A teenager was shot twice in the head, once in the left chest, and once in the back by another teen yesterday outside a disciplinary school in Feltonville shortly after dismissal time.
Initial information was sketchy, but this much was known: The victim was a 16-year-old 10th grader at CEP-Hunting Park, 4224 Front St. He was shot after a brief confrontation with several youths about 3:45 p.m., shortly after classes had let out and school buses were being boarded. His attacker used a 9mm pistol and escaped by running through nearby Greenmount Cemetery. He was still being sought last night.
The shooting occurred in the street in front of the post office on Front Street, just north of the school, said Fernando Gallard, a spokesman for the School District of Philadelphia.
It was the first time this academic year that a student had been shot outside a Philadelphia public school.
James B. Golden Jr., the district's chief safety officer, said the gunman had fired five times. One of the bullets was lodged in the grill of one of the many school buses that were parked along the street to transport the CEP students home.
Administrators and staff from CEP who were outside immediately ushered students back into the school, and the building was placed on lockdown.
The victim was taken in very critical condition to nearby St. Christopher's Hospital for Children.
No one else was wounded in the gunfire, and officials said it was apparent that the victim was the shooter's target.
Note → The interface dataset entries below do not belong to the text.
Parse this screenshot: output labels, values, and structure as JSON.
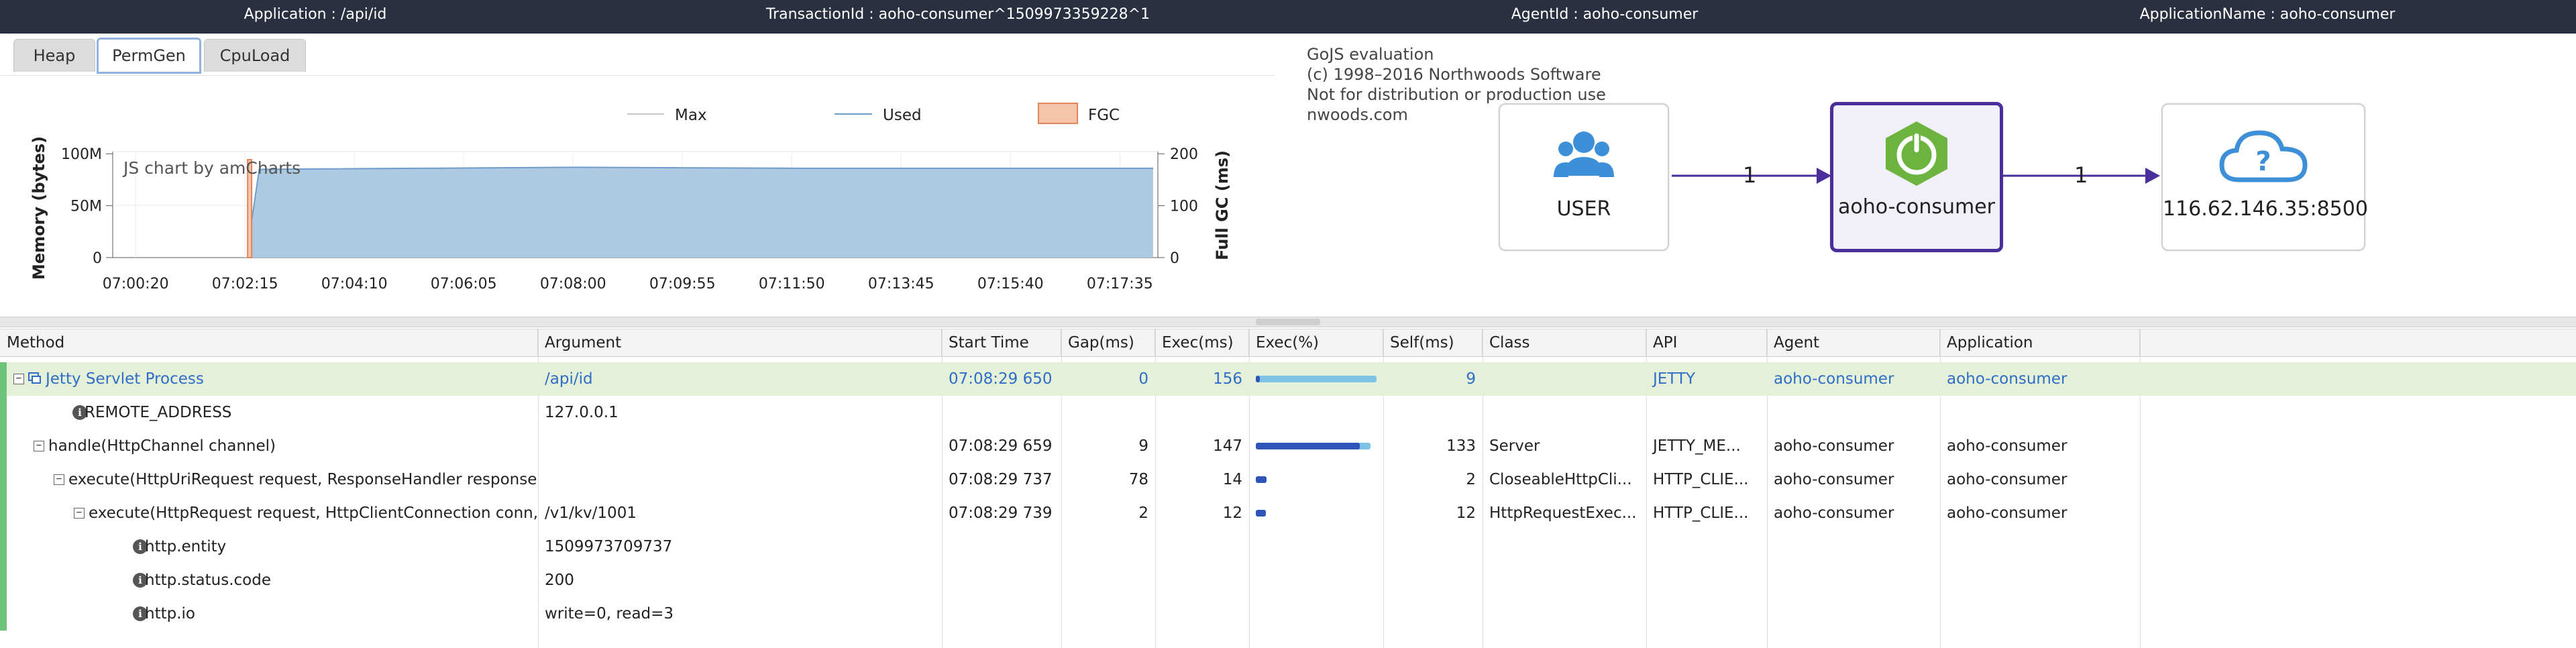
{
  "header": {
    "application": "Application : /api/id",
    "transaction": "TransactionId : aoho-consumer^1509973359228^1",
    "agent": "AgentId : aoho-consumer",
    "app_name": "ApplicationName : aoho-consumer"
  },
  "tabs": [
    {
      "label": "Heap",
      "active": false
    },
    {
      "label": "PermGen",
      "active": true
    },
    {
      "label": "CpuLoad",
      "active": false
    }
  ],
  "chart_data": {
    "type": "area",
    "watermark": "JS chart by amCharts",
    "legend": [
      "Max",
      "Used",
      "FGC"
    ],
    "legend_placement": "top",
    "ylabel_left": "Memory (bytes)",
    "ylabel_right": "Full GC (ms)",
    "y_left_ticks": [
      "100M",
      "50M",
      "0"
    ],
    "y_right_ticks": [
      "200",
      "100",
      "0"
    ],
    "x_ticks": [
      "07:00:20",
      "07:02:15",
      "07:04:10",
      "07:06:05",
      "07:08:00",
      "07:09:55",
      "07:11:50",
      "07:13:45",
      "07:15:40",
      "07:17:35"
    ],
    "colors": {
      "used": "#a9c7e0",
      "used_line": "#6e9ccc",
      "fgc": "#f6c4a8",
      "fgc_border": "#e0875c"
    },
    "series": [
      {
        "name": "Used",
        "x": [
          "07:02:22",
          "07:02:30",
          "07:08:00",
          "07:12:00",
          "07:18:10"
        ],
        "values": [
          35,
          85,
          87,
          86,
          86
        ]
      }
    ]
  },
  "gojs": {
    "note_lines": [
      "GoJS evaluation",
      "(c) 1998–2016 Northwoods Software",
      "Not for distribution or production use",
      "nwoods.com"
    ],
    "nodes": [
      {
        "label": "USER",
        "icon": "users-icon"
      },
      {
        "label": "aoho-consumer",
        "icon": "spring-boot-icon"
      },
      {
        "label": "116.62.146.35:8500",
        "icon": "cloud-question-icon"
      }
    ],
    "edges": [
      {
        "label": "1"
      },
      {
        "label": "1"
      }
    ],
    "colors": {
      "accent": "#4a2f9c",
      "user_icon": "#3d8fd8",
      "spring": "#6db33f"
    }
  },
  "table": {
    "columns": [
      "Method",
      "Argument",
      "Start Time",
      "Gap(ms)",
      "Exec(ms)",
      "Exec(%)",
      "Self(ms)",
      "Class",
      "API",
      "Agent",
      "Application"
    ],
    "rows": [
      {
        "method": "Jetty Servlet Process",
        "argument": "/api/id",
        "start": "07:08:29 650",
        "gap": "0",
        "exec": "156",
        "pct": 0.99,
        "self": "9",
        "class": "",
        "api": "JETTY",
        "agent": "aoho-consumer",
        "app": "aoho-consumer"
      },
      {
        "method": "REMOTE_ADDRESS",
        "argument": "127.0.0.1",
        "start": "",
        "gap": "",
        "exec": "",
        "pct": 0,
        "self": "",
        "class": "",
        "api": "",
        "agent": "",
        "app": ""
      },
      {
        "method": "handle(HttpChannel channel)",
        "argument": "",
        "start": "07:08:29 659",
        "gap": "9",
        "exec": "147",
        "pct": 0.94,
        "self": "133",
        "class": "Server",
        "api": "JETTY_ME...",
        "agent": "aoho-consumer",
        "app": "aoho-consumer"
      },
      {
        "method": "execute(HttpUriRequest request, ResponseHandler responseH",
        "argument": "",
        "start": "07:08:29 737",
        "gap": "78",
        "exec": "14",
        "pct": 0.09,
        "self": "2",
        "class": "CloseableHttpCli...",
        "api": "HTTP_CLIE...",
        "agent": "aoho-consumer",
        "app": "aoho-consumer"
      },
      {
        "method": "execute(HttpRequest request, HttpClientConnection conn, H",
        "argument": "/v1/kv/1001",
        "start": "07:08:29 739",
        "gap": "2",
        "exec": "12",
        "pct": 0.08,
        "self": "12",
        "class": "HttpRequestExec...",
        "api": "HTTP_CLIE...",
        "agent": "aoho-consumer",
        "app": "aoho-consumer"
      },
      {
        "method": "http.entity",
        "argument": "1509973709737",
        "start": "",
        "gap": "",
        "exec": "",
        "pct": 0,
        "self": "",
        "class": "",
        "api": "",
        "agent": "",
        "app": ""
      },
      {
        "method": "http.status.code",
        "argument": "200",
        "start": "",
        "gap": "",
        "exec": "",
        "pct": 0,
        "self": "",
        "class": "",
        "api": "",
        "agent": "",
        "app": ""
      },
      {
        "method": "http.io",
        "argument": "write=0, read=3",
        "start": "",
        "gap": "",
        "exec": "",
        "pct": 0,
        "self": "",
        "class": "",
        "api": "",
        "agent": "",
        "app": ""
      }
    ]
  }
}
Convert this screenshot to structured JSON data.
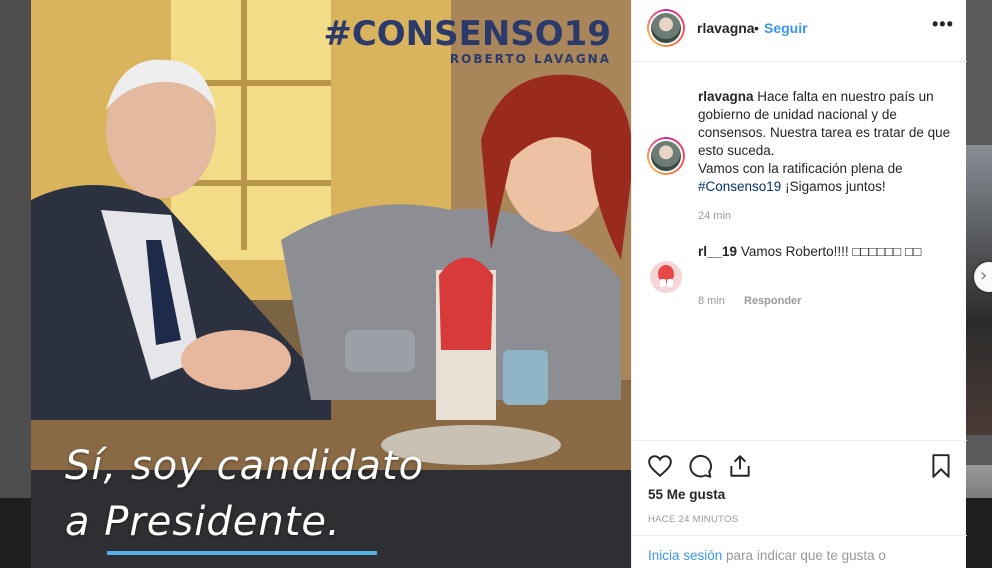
{
  "post": {
    "brand_hashtag": "#CONSENSO19",
    "brand_name": "ROBERTO LAVAGNA",
    "overlay_line1": "Sí, soy candidato",
    "overlay_line2": "a Presidente."
  },
  "header": {
    "username": "rlavagna",
    "separator": "•",
    "follow_label": "Seguir",
    "more_label": "•••"
  },
  "caption": {
    "username": "rlavagna",
    "text": "Hace falta en nuestro país un gobierno de unidad nacional y de consensos. Nuestra tarea es tratar de que esto suceda.",
    "text2": "Vamos con la ratificación plena de",
    "hashtag": "#Consenso19",
    "text3": "¡Sigamos juntos!",
    "time": "24 min"
  },
  "comment": {
    "username": "rl__19",
    "text": "Vamos Roberto!!!! □□□□□□ □□",
    "time": "8 min",
    "reply_label": "Responder"
  },
  "actions": {
    "icons": [
      "heart-icon",
      "comment-icon",
      "share-icon",
      "bookmark-icon"
    ],
    "likes": "55 Me gusta",
    "post_time": "HACE 24 MINUTOS"
  },
  "login": {
    "link": "Inicia sesión",
    "text": " para indicar que te gusta o"
  },
  "colors": {
    "link_blue": "#3897f0",
    "brand_navy": "#2b3a6b",
    "underline_blue": "#4fb0e6"
  }
}
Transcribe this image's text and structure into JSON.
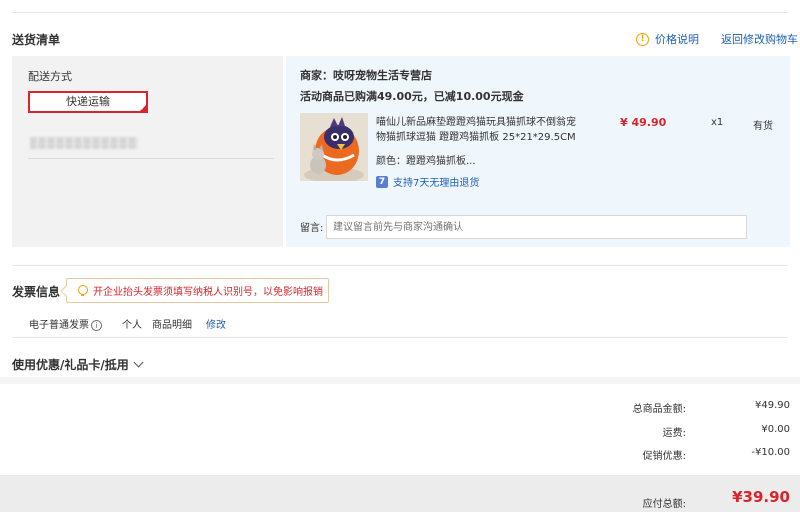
{
  "header": {
    "title": "送货清单",
    "price_note": "价格说明",
    "back_link": "返回修改购物车"
  },
  "shipping": {
    "label": "配送方式",
    "option": "快递运输"
  },
  "store": {
    "merchant": "商家：吱呀宠物生活专营店",
    "promo": "活动商品已购满49.00元，已减10.00元现金",
    "product": {
      "title": "喵仙儿新品麻垫蹬蹬鸡猫玩具猫抓球不倒翁宠物猫抓球逗猫 蹬蹬鸡猫抓板 25*21*29.5CM",
      "price": "¥ 49.90",
      "qty": "x1",
      "stock": "有货",
      "color": "颜色：蹬蹬鸡猫抓板...",
      "returns": "支持7天无理由退货",
      "returns_badge": "7"
    },
    "message": {
      "label": "留言:",
      "placeholder": "建议留言前先与商家沟通确认"
    }
  },
  "invoice": {
    "title": "发票信息",
    "tip": "开企业抬头发票须填写纳税人识别号，以免影响报销",
    "type": "电子普通发票",
    "title_type": "个人",
    "content": "商品明细",
    "edit": "修改"
  },
  "coupon": {
    "title": "使用优惠/礼品卡/抵用"
  },
  "totals": {
    "rows": [
      {
        "label": "总商品金额:",
        "value": "¥49.90"
      },
      {
        "label": "运费:",
        "value": "¥0.00"
      },
      {
        "label": "促销优惠:",
        "value": "-¥10.00"
      }
    ],
    "payable_label": "应付总额:",
    "payable_value": "¥39.90"
  }
}
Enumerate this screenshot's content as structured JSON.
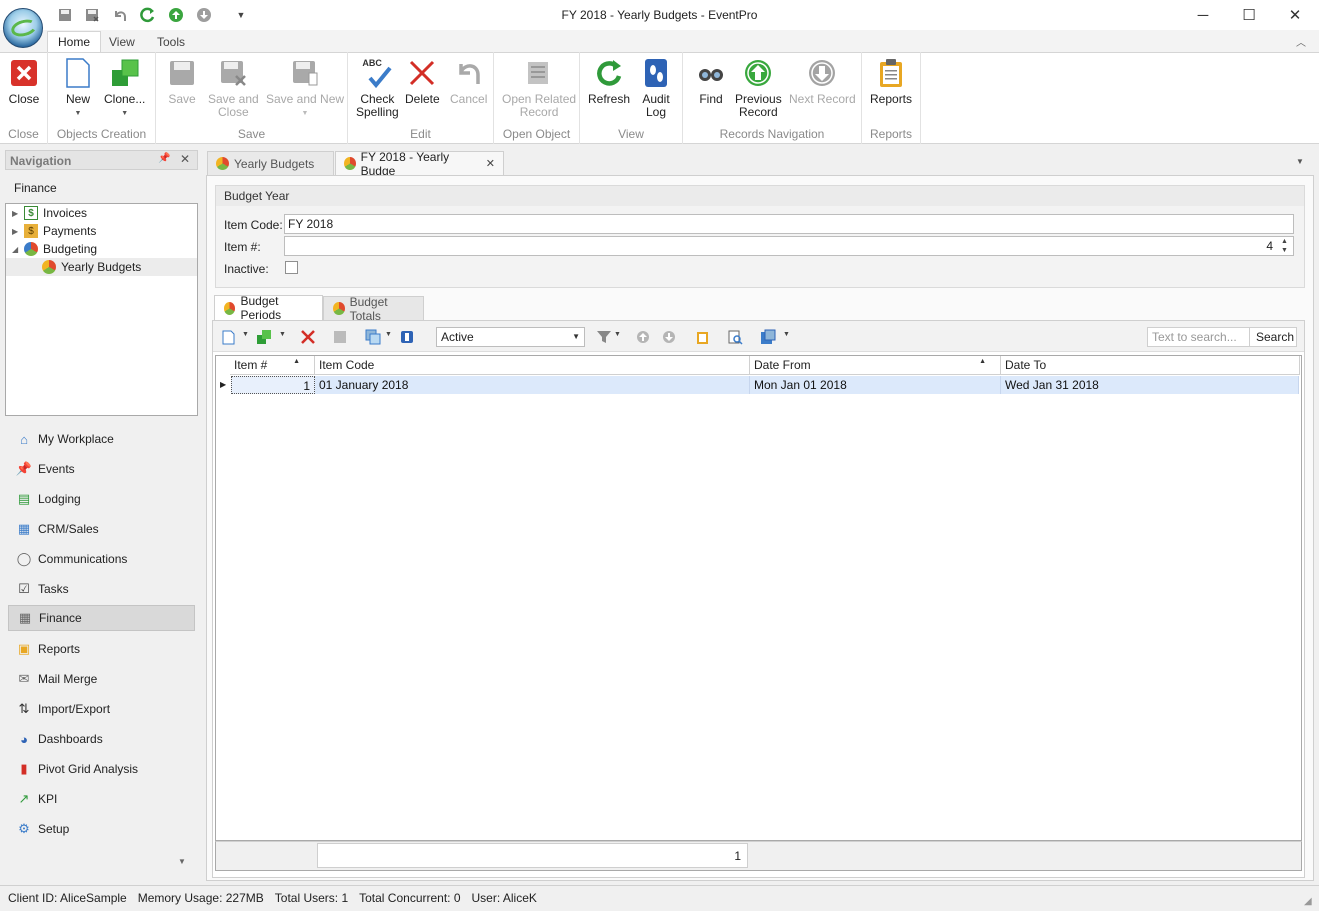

Police said the victim, whose name was not released, and his shooter might have known each other, but a motive was not immediately known.
Police said they believed that the shooter was a 17-year-old who also attended the school, and that the initial altercation might have involved the two teens and two other youths.
The talk circulating at CEP was that the youths had brought a neighborhood issue to school.
Gallard said the injured student had been sent to CEP in December 2007 from Olney High School. He said privacy laws prevented the district from revealing why the teen was sent to CEP.
The disciplinary school is run by Community Education Partners under contract with the School District. Officials from CEP-Hunting Park could not be reached for comment yesterday.
Officials said last night that they did not believe the firearm had been in the school. Golden said that CEP has weapons detectors and security cameras.
As police scoured the neighborhood for the assailants, Feltonville Middle School and Barton Elementary School also were placed on lockdown.
Students at CEP were allowed to leave by 4:45 p.m. The lockdown was lifted at the other schools about 5 p.m., Golden said.
Because of the concentration of schools in the area, including Edison High School, city police are stationed throughout the area at dismissal times.
"The web of security was breached," Golden said. "That is what is most disturbing about this. City police were right down the street, as they always are, and still this occurred."
CEP-Hunting Park is one of two disciplinary schools that Community Education Partners, a Nashville company, operates under a contract with the school district.
The school, which has 981 students, provides instruction and support for students from sixth through 12th grades who have been referred there for disciplinary reasons.
Most students sent to CEP have committed Level II offenses under the district's code of student conduct, including indecent assault, assault of a staff member, or repeated lesser offenses such as fighting.
The school provides a structured program with smaller classes and more adult supervision than offered in the district's regular schools.